Hope: A dare worth taking

Oh no. Here comes that “H” word again.
Dare we try it?
Last year the presidential campaigns challenged the nation to “hope” for changes that will better our lives. That theme has worn a little thin of late with a world seemingly determined to undermine any chance of it with wars, partisan politics and persistent economic malaise.
Yet Thursday night, a whole room full of people were proof positive that good things can happen for those who believe.
The venue was Thrive Allen County’s second annual banquet. And perhaps the difference between here and what seems to be the world out there is that because of hope, which is part and parcel of dreaming, wishing and envisioning a better tomorrow, positive changes have begun to happen.
The night was full of success stories:
* This afternoon Humboldt is dedicating its Centennial Trail and new biking route, the result of work between city folk and Thrive to secure the funding through the Sunflower Foundation and the Kansas Health Foundation.
* Because of Josh Oberley through his connection with Modern Woodmen of America, $10,000 in matching funds has been given to Allen County recreation programs.
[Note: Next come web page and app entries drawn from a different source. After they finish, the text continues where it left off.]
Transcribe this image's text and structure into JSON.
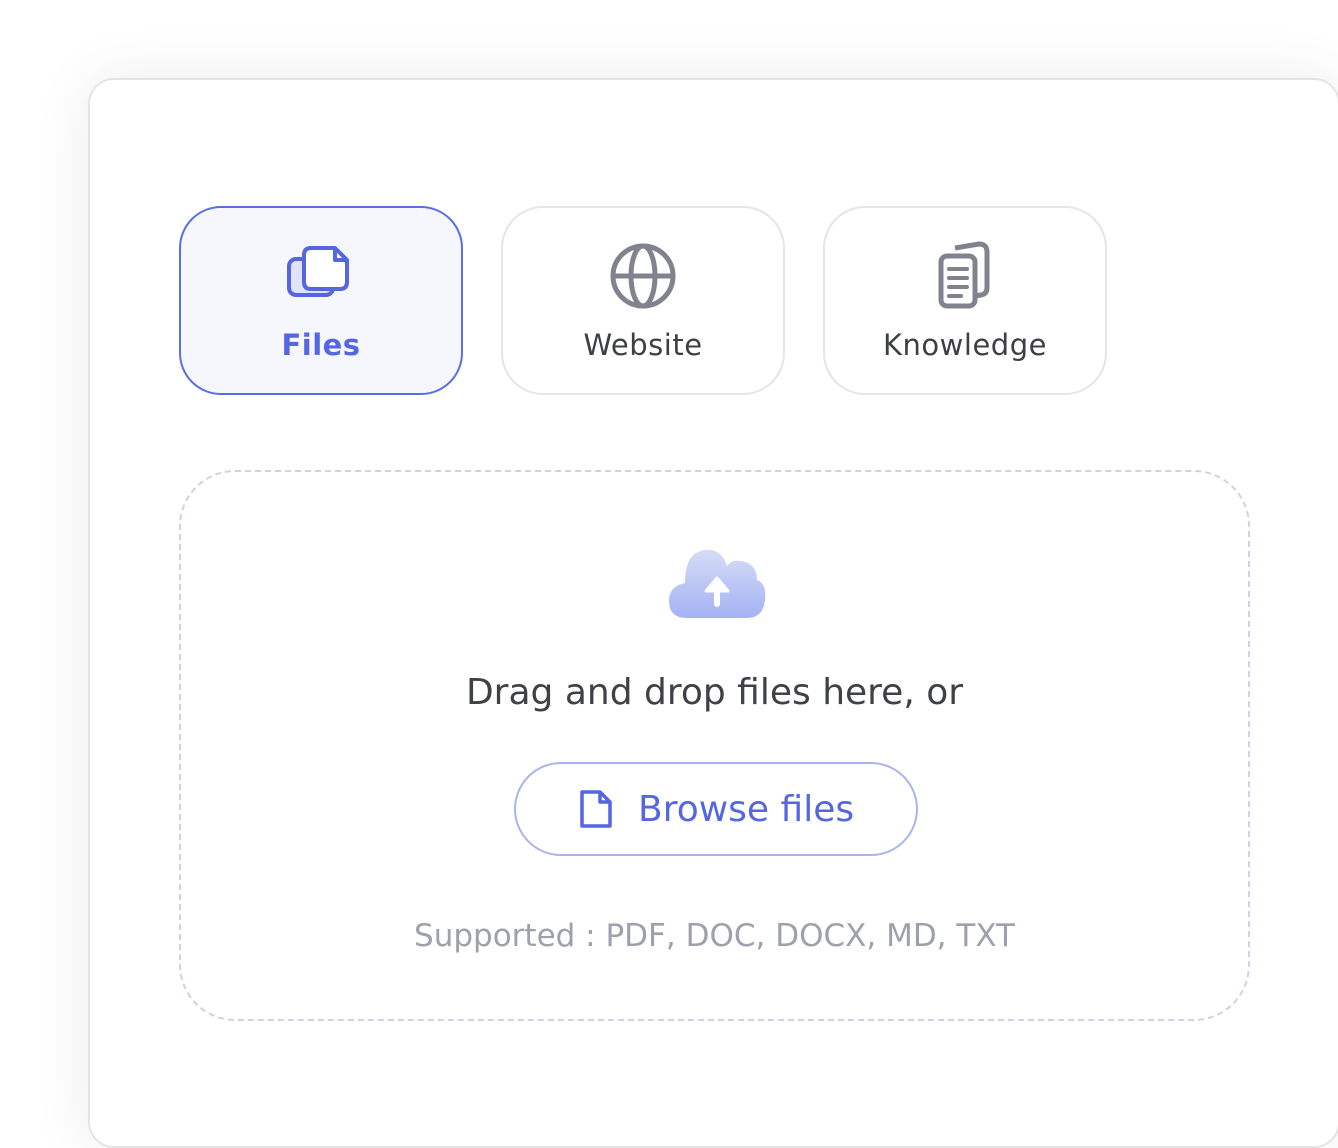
{
  "tabs": [
    {
      "label": "Files",
      "icon": "files-icon",
      "active": true
    },
    {
      "label": "Website",
      "icon": "globe-icon",
      "active": false
    },
    {
      "label": "Knowledge",
      "icon": "documents-icon",
      "active": false
    }
  ],
  "dropzone": {
    "icon": "cloud-upload-icon",
    "prompt": "Drag and drop files here, or",
    "browse_label": "Browse files",
    "browse_icon": "file-icon",
    "supported": "Supported : PDF, DOC, DOCX, MD, TXT"
  },
  "colors": {
    "accent": "#5467e0",
    "active_tab_border": "#5a6fe3",
    "active_tab_background": "#f6f7fc",
    "icon_gray": "#80838d",
    "cloud": "#a9b6f5"
  }
}
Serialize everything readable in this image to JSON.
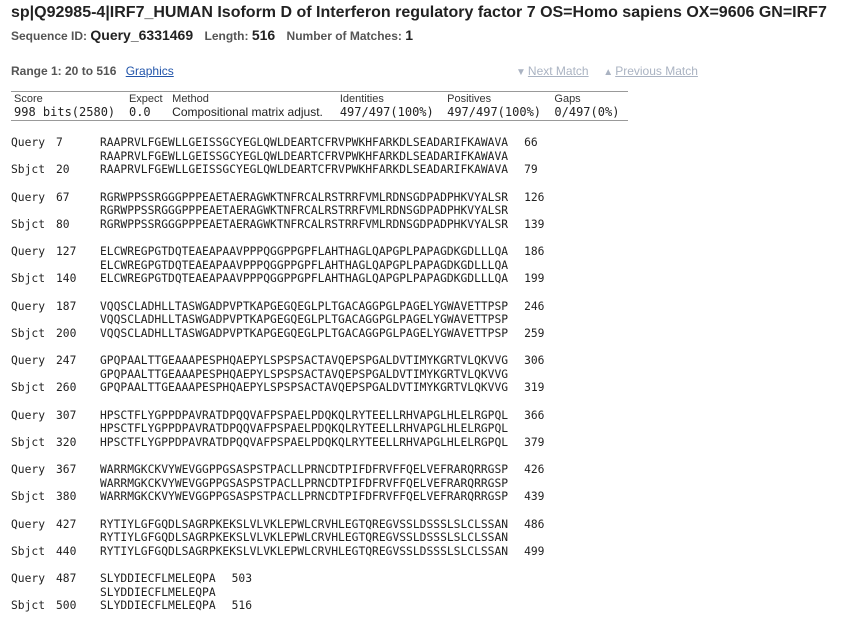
{
  "header": {
    "title": "sp|Q92985-4|IRF7_HUMAN Isoform D of Interferon regulatory factor 7 OS=Homo sapiens OX=9606 GN=IRF7",
    "sequence_id_label": "Sequence ID:",
    "sequence_id": "Query_6331469",
    "length_label": "Length:",
    "length": "516",
    "matches_label": "Number of Matches:",
    "matches": "1"
  },
  "range": {
    "label": "Range 1: 20 to 516",
    "graphics_link": "Graphics",
    "next_match": "Next Match",
    "previous_match": "Previous Match"
  },
  "stats": {
    "headers": [
      "Score",
      "Expect",
      "Method",
      "Identities",
      "Positives",
      "Gaps"
    ],
    "values": [
      "998 bits(2580)",
      "0.0",
      "Compositional matrix adjust.",
      "497/497(100%)",
      "497/497(100%)",
      "0/497(0%)"
    ]
  },
  "alignment": [
    {
      "q_start": "7",
      "q_seq": "RAAPRVLFGEWLLGEISSGCYEGLQWLDEARTCFRVPWKHFARKDLSEADARIFKAWAVA",
      "q_end": "66",
      "mid": "RAAPRVLFGEWLLGEISSGCYEGLQWLDEARTCFRVPWKHFARKDLSEADARIFKAWAVA",
      "s_start": "20",
      "s_seq": "RAAPRVLFGEWLLGEISSGCYEGLQWLDEARTCFRVPWKHFARKDLSEADARIFKAWAVA",
      "s_end": "79"
    },
    {
      "q_start": "67",
      "q_seq": "RGRWPPSSRGGGPPPEAETAERAGWKTNFRCALRSTRRFVMLRDNSGDPADPHKVYALSR",
      "q_end": "126",
      "mid": "RGRWPPSSRGGGPPPEAETAERAGWKTNFRCALRSTRRFVMLRDNSGDPADPHKVYALSR",
      "s_start": "80",
      "s_seq": "RGRWPPSSRGGGPPPEAETAERAGWKTNFRCALRSTRRFVMLRDNSGDPADPHKVYALSR",
      "s_end": "139"
    },
    {
      "q_start": "127",
      "q_seq": "ELCWREGPGTDQTEAEAPAAVPPPQGGPPGPFLAHTHAGLQAPGPLPAPAGDKGDLLLQA",
      "q_end": "186",
      "mid": "ELCWREGPGTDQTEAEAPAAVPPPQGGPPGPFLAHTHAGLQAPGPLPAPAGDKGDLLLQA",
      "s_start": "140",
      "s_seq": "ELCWREGPGTDQTEAEAPAAVPPPQGGPPGPFLAHTHAGLQAPGPLPAPAGDKGDLLLQA",
      "s_end": "199"
    },
    {
      "q_start": "187",
      "q_seq": "VQQSCLADHLLTASWGADPVPTKAPGEGQEGLPLTGACAGGPGLPAGELYGWAVETTPSP",
      "q_end": "246",
      "mid": "VQQSCLADHLLTASWGADPVPTKAPGEGQEGLPLTGACAGGPGLPAGELYGWAVETTPSP",
      "s_start": "200",
      "s_seq": "VQQSCLADHLLTASWGADPVPTKAPGEGQEGLPLTGACAGGPGLPAGELYGWAVETTPSP",
      "s_end": "259"
    },
    {
      "q_start": "247",
      "q_seq": "GPQPAALTTGEAAAPESPHQAEPYLSPSPSACTAVQEPSPGALDVTIMYKGRTVLQKVVG",
      "q_end": "306",
      "mid": "GPQPAALTTGEAAAPESPHQAEPYLSPSPSACTAVQEPSPGALDVTIMYKGRTVLQKVVG",
      "s_start": "260",
      "s_seq": "GPQPAALTTGEAAAPESPHQAEPYLSPSPSACTAVQEPSPGALDVTIMYKGRTVLQKVVG",
      "s_end": "319"
    },
    {
      "q_start": "307",
      "q_seq": "HPSCTFLYGPPDPAVRATDPQQVAFPSPAELPDQKQLRYTEELLRHVAPGLHLELRGPQL",
      "q_end": "366",
      "mid": "HPSCTFLYGPPDPAVRATDPQQVAFPSPAELPDQKQLRYTEELLRHVAPGLHLELRGPQL",
      "s_start": "320",
      "s_seq": "HPSCTFLYGPPDPAVRATDPQQVAFPSPAELPDQKQLRYTEELLRHVAPGLHLELRGPQL",
      "s_end": "379"
    },
    {
      "q_start": "367",
      "q_seq": "WARRMGKCKVYWEVGGPPGSASPSTPACLLPRNCDTPIFDFRVFFQELVEFRARQRRGSP",
      "q_end": "426",
      "mid": "WARRMGKCKVYWEVGGPPGSASPSTPACLLPRNCDTPIFDFRVFFQELVEFRARQRRGSP",
      "s_start": "380",
      "s_seq": "WARRMGKCKVYWEVGGPPGSASPSTPACLLPRNCDTPIFDFRVFFQELVEFRARQRRGSP",
      "s_end": "439"
    },
    {
      "q_start": "427",
      "q_seq": "RYTIYLGFGQDLSAGRPKEKSLVLVKLEPWLCRVHLEGTQREGVSSLDSSSLSLCLSSAN",
      "q_end": "486",
      "mid": "RYTIYLGFGQDLSAGRPKEKSLVLVKLEPWLCRVHLEGTQREGVSSLDSSSLSLCLSSAN",
      "s_start": "440",
      "s_seq": "RYTIYLGFGQDLSAGRPKEKSLVLVKLEPWLCRVHLEGTQREGVSSLDSSSLSLCLSSAN",
      "s_end": "499"
    },
    {
      "q_start": "487",
      "q_seq": "SLYDDIECFLMELEQPA",
      "q_end": "503",
      "mid": "SLYDDIECFLMELEQPA",
      "s_start": "500",
      "s_seq": "SLYDDIECFLMELEQPA",
      "s_end": "516"
    }
  ],
  "labels": {
    "query": "Query",
    "sbjct": "Sbjct"
  }
}
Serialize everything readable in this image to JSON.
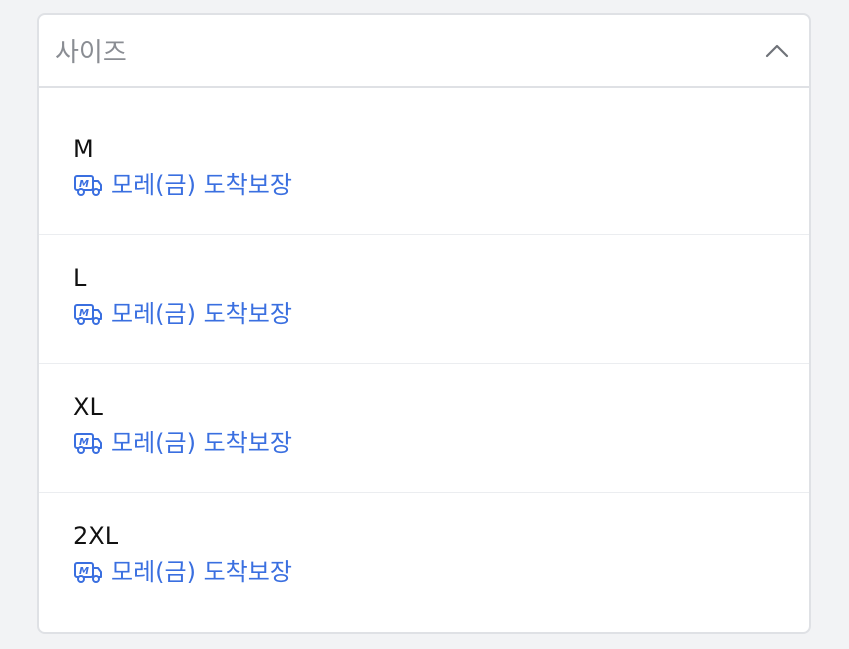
{
  "dropdown": {
    "title": "사이즈",
    "expanded": true,
    "options": [
      {
        "label": "M",
        "delivery": "모레(금) 도착보장"
      },
      {
        "label": "L",
        "delivery": "모레(금) 도착보장"
      },
      {
        "label": "XL",
        "delivery": "모레(금) 도착보장"
      },
      {
        "label": "2XL",
        "delivery": "모레(금) 도착보장"
      }
    ]
  },
  "icons": {
    "toggle": "chevron-up-icon",
    "delivery": "delivery-truck-icon"
  },
  "colors": {
    "accent": "#3a6fe0",
    "border": "#dfe1e5",
    "placeholder": "#8a8d93"
  }
}
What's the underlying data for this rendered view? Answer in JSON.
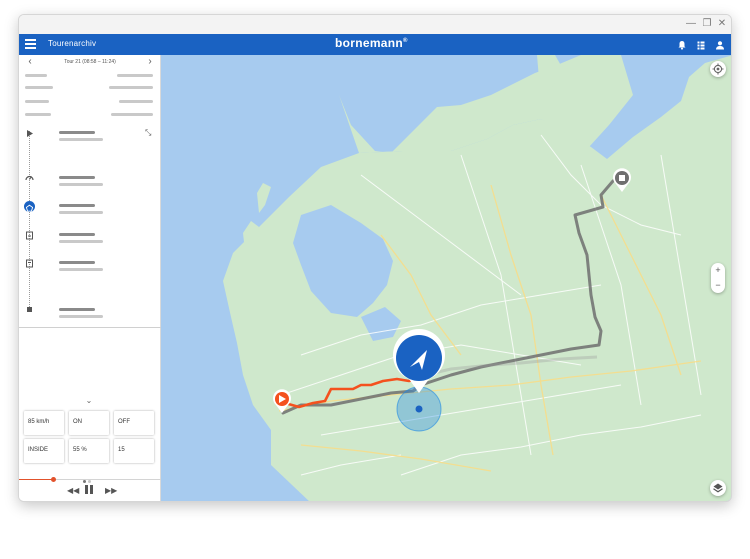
{
  "app": {
    "title": "Tourenarchiv",
    "brand": "bornemann",
    "brand_mark": "®"
  },
  "window_controls": {
    "minimize": "—",
    "maximize": "❐",
    "close": "✕"
  },
  "tour": {
    "label": "Tour 21 (08:58 – 11:24)",
    "prev_icon": "‹",
    "next_icon": "›",
    "expand_icon": "⤡"
  },
  "timeline_icons": [
    "play-icon",
    "gauge-icon",
    "stop-circle-icon",
    "document-icon",
    "document-icon",
    "square-icon"
  ],
  "collapse_icon": "⌄",
  "stats": [
    {
      "value": "85 km/h"
    },
    {
      "value": "ON"
    },
    {
      "value": "OFF"
    },
    {
      "value": "INSIDE"
    },
    {
      "value": "55 %"
    },
    {
      "value": "15"
    }
  ],
  "playback": {
    "progress": 0.24,
    "rewind_icon": "◀◀",
    "forward_icon": "▶▶"
  },
  "map": {
    "zoom_in": "+",
    "zoom_out": "−"
  },
  "colors": {
    "appbar": "#1a62c2",
    "route_traveled": "#f4511e",
    "route_planned": "#707070",
    "vehicle_marker": "#1a62c2",
    "start_marker": "#f4511e",
    "end_marker": "#6f6f6f",
    "water": "#a7cbef",
    "land": "#cfe8cc"
  }
}
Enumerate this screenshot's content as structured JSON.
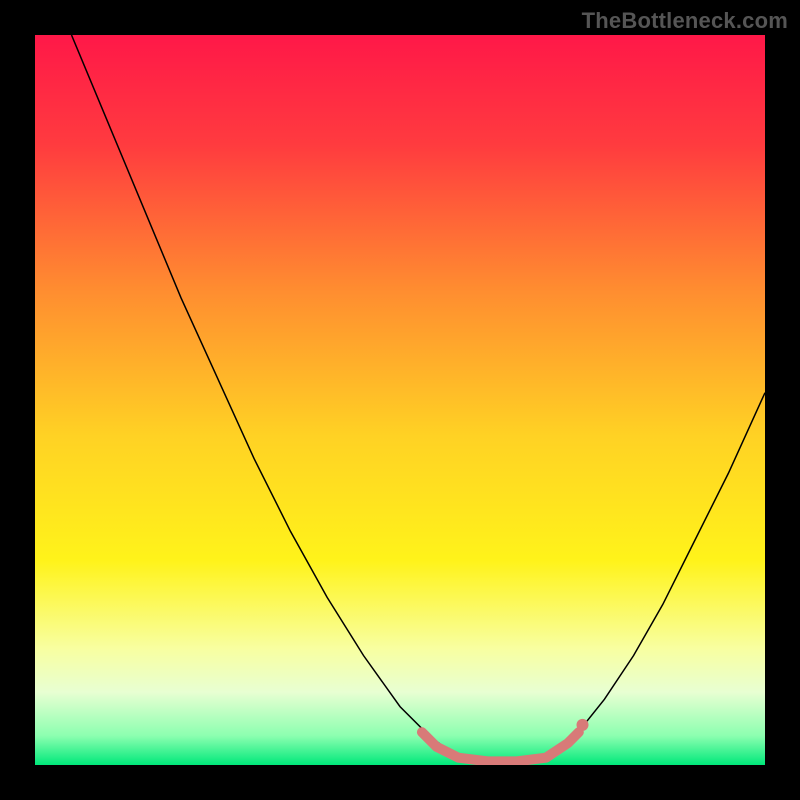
{
  "watermark": "TheBottleneck.com",
  "chart_data": {
    "type": "line",
    "title": "",
    "xlabel": "",
    "ylabel": "",
    "xlim": [
      0,
      100
    ],
    "ylim": [
      0,
      100
    ],
    "grid": false,
    "legend": false,
    "background_gradient": {
      "stops": [
        {
          "offset": 0.0,
          "color": "#ff1848"
        },
        {
          "offset": 0.15,
          "color": "#ff3b3f"
        },
        {
          "offset": 0.35,
          "color": "#ff8d30"
        },
        {
          "offset": 0.55,
          "color": "#ffd224"
        },
        {
          "offset": 0.72,
          "color": "#fff31a"
        },
        {
          "offset": 0.84,
          "color": "#f8ffa0"
        },
        {
          "offset": 0.9,
          "color": "#e8ffd2"
        },
        {
          "offset": 0.96,
          "color": "#8cffb0"
        },
        {
          "offset": 1.0,
          "color": "#00e87a"
        }
      ]
    },
    "series": [
      {
        "name": "bottleneck-curve",
        "color": "#000000",
        "width": 1.5,
        "points": [
          {
            "x": 5.0,
            "y": 100.0
          },
          {
            "x": 10.0,
            "y": 88.0
          },
          {
            "x": 15.0,
            "y": 76.0
          },
          {
            "x": 20.0,
            "y": 64.0
          },
          {
            "x": 25.0,
            "y": 53.0
          },
          {
            "x": 30.0,
            "y": 42.0
          },
          {
            "x": 35.0,
            "y": 32.0
          },
          {
            "x": 40.0,
            "y": 23.0
          },
          {
            "x": 45.0,
            "y": 15.0
          },
          {
            "x": 50.0,
            "y": 8.0
          },
          {
            "x": 54.0,
            "y": 4.0
          },
          {
            "x": 58.0,
            "y": 1.0
          },
          {
            "x": 62.0,
            "y": 0.0
          },
          {
            "x": 66.0,
            "y": 0.0
          },
          {
            "x": 70.0,
            "y": 1.0
          },
          {
            "x": 74.0,
            "y": 4.0
          },
          {
            "x": 78.0,
            "y": 9.0
          },
          {
            "x": 82.0,
            "y": 15.0
          },
          {
            "x": 86.0,
            "y": 22.0
          },
          {
            "x": 90.0,
            "y": 30.0
          },
          {
            "x": 95.0,
            "y": 40.0
          },
          {
            "x": 100.0,
            "y": 51.0
          }
        ]
      },
      {
        "name": "highlight-band",
        "color": "#d87a78",
        "width": 10,
        "linecap": "round",
        "points": [
          {
            "x": 53.0,
            "y": 4.5
          },
          {
            "x": 55.0,
            "y": 2.5
          },
          {
            "x": 58.0,
            "y": 1.0
          },
          {
            "x": 62.0,
            "y": 0.5
          },
          {
            "x": 66.0,
            "y": 0.5
          },
          {
            "x": 70.0,
            "y": 1.0
          },
          {
            "x": 73.0,
            "y": 3.0
          },
          {
            "x": 74.5,
            "y": 4.5
          }
        ]
      }
    ],
    "markers": [
      {
        "x": 75.0,
        "y": 5.5,
        "r": 6,
        "color": "#d87a78"
      }
    ]
  }
}
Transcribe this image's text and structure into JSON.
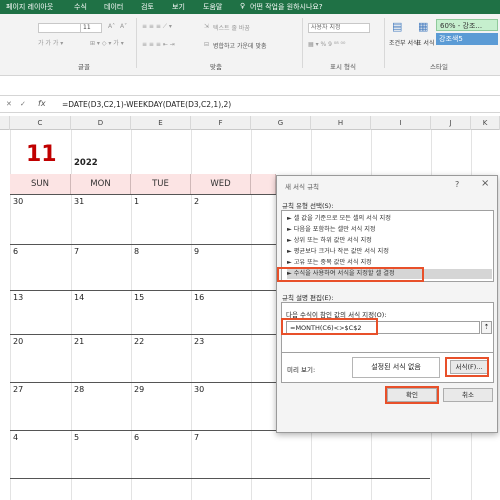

Yes, it’s good promotion for his business, but more importantly, he recognizes the payback for giving.
* Likewise, Sonic Equipment and Kneisley Manufacturing have raised money for local health and recreation needs and sponsored food drives for area citizens.
* A program has begun to help Iola adults obtain their high school diplomas through District 257’s Crossroads center.
* In what appeared to be a one-man battle, Dr. Sean McReynolds of Humboldt launched a campaign to educate Humboldt voters about the benefits of fluoridated water. Though the fluoride initiative was defeated at the polls, “Dr. Sean” won respect and admiration for fighting what he be-lieved in.
* Also in Humboldt, B & W Trailer Hitches, a for-profit business, showed its charitable heart by keeping all its employees working, even if it meant a loss for Joe Works, company president. When the demand for B & W products turned south, Works put his employees to work for the city of Humboldt by building ball fields, improving parks and other community-minded projects.
* Over the past year Iola’s disadvantaged youths have been better served by the Southeast Kansas Community Action Program’s Head Start program by its expanded and restructured services at its South Sycamore site.
* Allen County Hospital is becoming a more integral part of the community thanks to its new director, Joyce Heismeyer. Not only are its grounds spiffier, but through Heismeyer’s leadership the hospital has a new surgeon, made significant upgrades to its equipment and taken over sponsorhip of the Jingle Bell Jog, which occurs Saturday.
* A garden across from the county jail has supplied its inmates with an abundance of fresh food and a significant savings to taxpayers. Known as the “Sheriff’s Garden,” because of its instigator, Sheriff Tom Williams, the garden yielded 12,000 meals worth of food over three months to inmates and provided frozen produce for over the winter. The sheriff noted that many of the inmates who worked on the garden had never tasted fresh-picked produce and that inmate pockets had to be checked when re-entering the jail due to them wanting to smuggle in extra vegetables to eat while incarcerated. Kudos also go to local real estate agent Kent Thompson for providing the lot for the garden.
* Another garden that has grown in leaps and bounds is the Elm Creek Community Garden south of town also on donated land courtesy of Val and Carolyn McLean. By spring, the garden will have more than 100 plots, which rent for $20 apiece and include water and use of tools. Organizers have attracted nearly $75,000 in grants that will fund a full-time coordinator, part-time bookkeeper and provide free plots for the low-income as well as raised plots for the handicapped.
* The Elsmore community now has playground equipment for the first time since its elementary school was closed in 1994 thanks to the cooperation between its Ruritan club, area residents and the baseball team of Allen County Community College.
* And thanks to SAFE BASE, our local after-school program, kids are being screened for cavities free of charge.

THE NIGHT’S biggest heroes were Iola city and Allen County commissioners who stood together on stage and proclaimed their intentions to make 2010 “the year of the hospital.”
A first-rate hospital in any city or county stands at the very top of the must-have list of any business or industry looking for a new home. If it fails to meet expectations, people are quick to go somewhere else as has been evidenced by a loss of patient market share to our neighboring communities of Chanute, Fort Scott, Burlington and Parsons.
It’s awfully hard to hug a commission, much less two, but at your next opportunity, give a hearty handshake to your nearest commissioner.
And dare to hope.

— Susan Lynn